(Entries from a dataset of interfaces)

•••

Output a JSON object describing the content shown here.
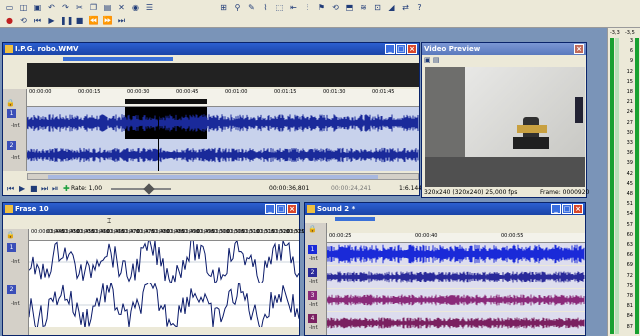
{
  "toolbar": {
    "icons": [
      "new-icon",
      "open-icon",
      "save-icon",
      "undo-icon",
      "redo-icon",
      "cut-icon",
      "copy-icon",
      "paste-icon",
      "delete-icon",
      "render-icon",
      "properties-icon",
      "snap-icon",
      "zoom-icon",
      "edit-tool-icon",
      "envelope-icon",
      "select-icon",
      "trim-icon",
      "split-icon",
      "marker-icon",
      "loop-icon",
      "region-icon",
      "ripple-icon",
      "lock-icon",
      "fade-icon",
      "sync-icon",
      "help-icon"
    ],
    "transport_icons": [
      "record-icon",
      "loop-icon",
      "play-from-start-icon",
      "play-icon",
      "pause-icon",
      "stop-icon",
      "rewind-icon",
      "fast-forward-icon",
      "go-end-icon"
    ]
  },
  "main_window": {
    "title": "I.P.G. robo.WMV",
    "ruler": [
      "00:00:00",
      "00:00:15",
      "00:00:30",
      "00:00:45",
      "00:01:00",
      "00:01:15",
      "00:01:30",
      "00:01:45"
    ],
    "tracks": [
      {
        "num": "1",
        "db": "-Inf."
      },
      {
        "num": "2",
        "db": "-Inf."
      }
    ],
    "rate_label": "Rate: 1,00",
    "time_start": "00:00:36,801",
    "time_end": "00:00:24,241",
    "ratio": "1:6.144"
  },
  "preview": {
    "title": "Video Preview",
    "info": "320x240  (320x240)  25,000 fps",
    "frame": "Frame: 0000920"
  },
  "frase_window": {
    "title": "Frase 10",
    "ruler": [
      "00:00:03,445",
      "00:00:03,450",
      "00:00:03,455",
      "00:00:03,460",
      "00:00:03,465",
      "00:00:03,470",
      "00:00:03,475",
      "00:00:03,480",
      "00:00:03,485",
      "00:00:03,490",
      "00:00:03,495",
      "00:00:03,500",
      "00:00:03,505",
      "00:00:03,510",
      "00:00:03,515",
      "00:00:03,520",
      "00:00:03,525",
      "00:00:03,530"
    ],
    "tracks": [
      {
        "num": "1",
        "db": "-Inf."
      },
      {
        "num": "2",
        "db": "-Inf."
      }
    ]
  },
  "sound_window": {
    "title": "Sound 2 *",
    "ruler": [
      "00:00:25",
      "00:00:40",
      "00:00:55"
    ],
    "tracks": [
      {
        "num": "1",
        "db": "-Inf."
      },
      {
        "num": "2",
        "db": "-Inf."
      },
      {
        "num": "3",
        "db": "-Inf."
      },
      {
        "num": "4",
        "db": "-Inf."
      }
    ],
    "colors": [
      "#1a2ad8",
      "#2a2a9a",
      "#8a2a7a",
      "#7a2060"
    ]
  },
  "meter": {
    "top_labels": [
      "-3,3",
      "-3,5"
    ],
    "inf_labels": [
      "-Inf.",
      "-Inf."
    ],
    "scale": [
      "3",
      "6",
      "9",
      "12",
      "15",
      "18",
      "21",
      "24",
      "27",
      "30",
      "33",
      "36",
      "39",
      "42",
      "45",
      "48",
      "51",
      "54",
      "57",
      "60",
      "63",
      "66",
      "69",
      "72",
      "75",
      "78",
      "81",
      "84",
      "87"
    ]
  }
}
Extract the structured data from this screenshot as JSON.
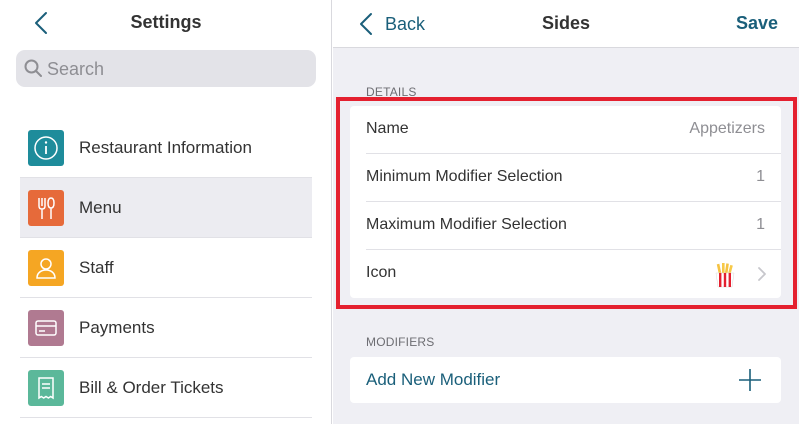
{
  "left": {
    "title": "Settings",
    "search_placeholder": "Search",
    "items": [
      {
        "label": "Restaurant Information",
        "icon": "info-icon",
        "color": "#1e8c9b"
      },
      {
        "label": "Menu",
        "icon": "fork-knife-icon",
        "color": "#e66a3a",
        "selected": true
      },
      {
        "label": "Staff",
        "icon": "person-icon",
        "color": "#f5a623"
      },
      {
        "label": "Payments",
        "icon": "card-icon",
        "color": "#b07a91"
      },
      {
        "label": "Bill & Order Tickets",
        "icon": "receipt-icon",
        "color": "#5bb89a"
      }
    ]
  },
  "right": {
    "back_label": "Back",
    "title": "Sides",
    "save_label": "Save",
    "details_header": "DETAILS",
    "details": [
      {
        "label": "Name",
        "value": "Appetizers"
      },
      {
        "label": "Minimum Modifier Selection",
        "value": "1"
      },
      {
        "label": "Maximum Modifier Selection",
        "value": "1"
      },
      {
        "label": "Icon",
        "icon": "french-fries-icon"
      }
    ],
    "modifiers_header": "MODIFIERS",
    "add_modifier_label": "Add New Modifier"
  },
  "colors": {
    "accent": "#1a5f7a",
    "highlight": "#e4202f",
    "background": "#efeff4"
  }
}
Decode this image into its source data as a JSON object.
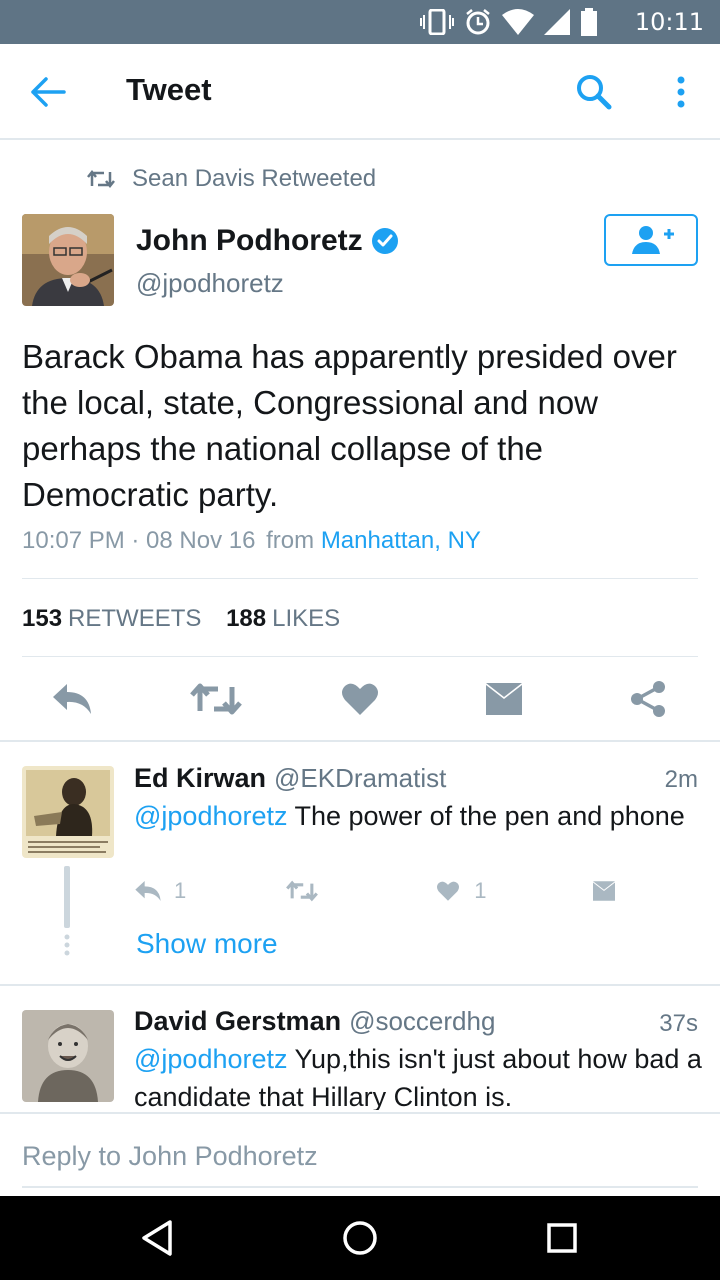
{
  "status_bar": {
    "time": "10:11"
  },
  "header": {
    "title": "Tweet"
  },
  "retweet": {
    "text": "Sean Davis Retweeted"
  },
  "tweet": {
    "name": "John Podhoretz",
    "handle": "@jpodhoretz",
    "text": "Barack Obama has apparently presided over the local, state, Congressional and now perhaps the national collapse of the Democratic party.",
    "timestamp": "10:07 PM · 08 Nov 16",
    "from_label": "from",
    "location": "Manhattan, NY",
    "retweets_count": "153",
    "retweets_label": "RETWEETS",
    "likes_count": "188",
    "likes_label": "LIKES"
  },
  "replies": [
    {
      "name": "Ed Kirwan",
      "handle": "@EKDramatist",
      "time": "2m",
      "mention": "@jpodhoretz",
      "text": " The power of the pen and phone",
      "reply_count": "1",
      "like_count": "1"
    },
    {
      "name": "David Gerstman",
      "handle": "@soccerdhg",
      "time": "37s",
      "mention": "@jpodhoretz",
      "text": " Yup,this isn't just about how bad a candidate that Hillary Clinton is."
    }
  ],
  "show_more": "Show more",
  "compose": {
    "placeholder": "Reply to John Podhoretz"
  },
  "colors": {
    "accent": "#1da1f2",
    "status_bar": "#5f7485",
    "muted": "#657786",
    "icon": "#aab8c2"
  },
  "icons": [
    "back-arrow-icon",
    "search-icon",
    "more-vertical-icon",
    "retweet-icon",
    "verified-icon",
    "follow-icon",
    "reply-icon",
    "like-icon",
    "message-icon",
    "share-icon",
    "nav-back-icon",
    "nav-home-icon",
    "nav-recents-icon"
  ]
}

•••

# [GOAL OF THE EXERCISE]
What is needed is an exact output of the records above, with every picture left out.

# [SOLUTION TO THE EXERCISE]
Output a JSON object describing the content shown here.
{
  "toolbar": {
    "icons": [
      "new-icon",
      "open-icon",
      "save-icon",
      "undo-icon",
      "redo-icon",
      "cut-icon",
      "copy-icon",
      "paste-icon",
      "delete-icon",
      "render-icon",
      "properties-icon",
      "snap-icon",
      "zoom-icon",
      "edit-tool-icon",
      "envelope-icon",
      "select-icon",
      "trim-icon",
      "split-icon",
      "marker-icon",
      "loop-icon",
      "region-icon",
      "ripple-icon",
      "lock-icon",
      "fade-icon",
      "sync-icon",
      "help-icon"
    ],
    "transport_icons": [
      "record-icon",
      "loop-icon",
      "play-from-start-icon",
      "play-icon",
      "pause-icon",
      "stop-icon",
      "rewind-icon",
      "fast-forward-icon",
      "go-end-icon"
    ]
  },
  "main_window": {
    "title": "I.P.G. robo.WMV",
    "ruler": [
      "00:00:00",
      "00:00:15",
      "00:00:30",
      "00:00:45",
      "00:01:00",
      "00:01:15",
      "00:01:30",
      "00:01:45"
    ],
    "tracks": [
      {
        "num": "1",
        "db": "-Inf."
      },
      {
        "num": "2",
        "db": "-Inf."
      }
    ],
    "rate_label": "Rate: 1,00",
    "time_start": "00:00:36,801",
    "time_end": "00:00:24,241",
    "ratio": "1:6.144"
  },
  "preview": {
    "title": "Video Preview",
    "info": "320x240  (320x240)  25,000 fps",
    "frame": "Frame: 0000920"
  },
  "frase_window": {
    "title": "Frase 10",
    "ruler": [
      "00:00:03,445",
      "00:00:03,450",
      "00:00:03,455",
      "00:00:03,460",
      "00:00:03,465",
      "00:00:03,470",
      "00:00:03,475",
      "00:00:03,480",
      "00:00:03,485",
      "00:00:03,490",
      "00:00:03,495",
      "00:00:03,500",
      "00:00:03,505",
      "00:00:03,510",
      "00:00:03,515",
      "00:00:03,520",
      "00:00:03,525",
      "00:00:03,530"
    ],
    "tracks": [
      {
        "num": "1",
        "db": "-Inf."
      },
      {
        "num": "2",
        "db": "-Inf."
      }
    ]
  },
  "sound_window": {
    "title": "Sound 2 *",
    "ruler": [
      "00:00:25",
      "00:00:40",
      "00:00:55"
    ],
    "tracks": [
      {
        "num": "1",
        "db": "-Inf."
      },
      {
        "num": "2",
        "db": "-Inf."
      },
      {
        "num": "3",
        "db": "-Inf."
      },
      {
        "num": "4",
        "db": "-Inf."
      }
    ],
    "colors": [
      "#1a2ad8",
      "#2a2a9a",
      "#8a2a7a",
      "#7a2060"
    ]
  },
  "meter": {
    "top_labels": [
      "-3,3",
      "-3,5"
    ],
    "inf_labels": [
      "-Inf.",
      "-Inf."
    ],
    "scale": [
      "3",
      "6",
      "9",
      "12",
      "15",
      "18",
      "21",
      "24",
      "27",
      "30",
      "33",
      "36",
      "39",
      "42",
      "45",
      "48",
      "51",
      "54",
      "57",
      "60",
      "63",
      "66",
      "69",
      "72",
      "75",
      "78",
      "81",
      "84",
      "87"
    ]
  }
}
Extract the structured data from this screenshot as JSON.
{
  "left": {
    "title": "Settings",
    "search_placeholder": "Search",
    "items": [
      {
        "label": "Restaurant Information",
        "icon": "info-icon",
        "color": "#1e8c9b"
      },
      {
        "label": "Menu",
        "icon": "fork-knife-icon",
        "color": "#e66a3a",
        "selected": true
      },
      {
        "label": "Staff",
        "icon": "person-icon",
        "color": "#f5a623"
      },
      {
        "label": "Payments",
        "icon": "card-icon",
        "color": "#b07a91"
      },
      {
        "label": "Bill & Order Tickets",
        "icon": "receipt-icon",
        "color": "#5bb89a"
      }
    ]
  },
  "right": {
    "back_label": "Back",
    "title": "Sides",
    "save_label": "Save",
    "details_header": "DETAILS",
    "details": [
      {
        "label": "Name",
        "value": "Appetizers"
      },
      {
        "label": "Minimum Modifier Selection",
        "value": "1"
      },
      {
        "label": "Maximum Modifier Selection",
        "value": "1"
      },
      {
        "label": "Icon",
        "icon": "french-fries-icon"
      }
    ],
    "modifiers_header": "MODIFIERS",
    "add_modifier_label": "Add New Modifier"
  },
  "colors": {
    "accent": "#1a5f7a",
    "highlight": "#e4202f",
    "background": "#efeff4"
  }
}
Decode this image into its source data as a JSON object.
{
  "status_bar": {
    "time": "10:11"
  },
  "header": {
    "title": "Tweet"
  },
  "retweet": {
    "text": "Sean Davis Retweeted"
  },
  "tweet": {
    "name": "John Podhoretz",
    "handle": "@jpodhoretz",
    "text": "Barack Obama has apparently presided over the local, state, Congressional and now perhaps the national collapse of the Democratic party.",
    "timestamp": "10:07 PM · 08 Nov 16",
    "from_label": "from",
    "location": "Manhattan, NY",
    "retweets_count": "153",
    "retweets_label": "RETWEETS",
    "likes_count": "188",
    "likes_label": "LIKES"
  },
  "replies": [
    {
      "name": "Ed Kirwan",
      "handle": "@EKDramatist",
      "time": "2m",
      "mention": "@jpodhoretz",
      "text": " The power of the pen and phone",
      "reply_count": "1",
      "like_count": "1"
    },
    {
      "name": "David Gerstman",
      "handle": "@soccerdhg",
      "time": "37s",
      "mention": "@jpodhoretz",
      "text": " Yup,this isn't just about how bad a candidate that Hillary Clinton is."
    }
  ],
  "show_more": "Show more",
  "compose": {
    "placeholder": "Reply to John Podhoretz"
  },
  "colors": {
    "accent": "#1da1f2",
    "status_bar": "#5f7485",
    "muted": "#657786",
    "icon": "#aab8c2"
  },
  "icons": [
    "back-arrow-icon",
    "search-icon",
    "more-vertical-icon",
    "retweet-icon",
    "verified-icon",
    "follow-icon",
    "reply-icon",
    "like-icon",
    "message-icon",
    "share-icon",
    "nav-back-icon",
    "nav-home-icon",
    "nav-recents-icon"
  ]
}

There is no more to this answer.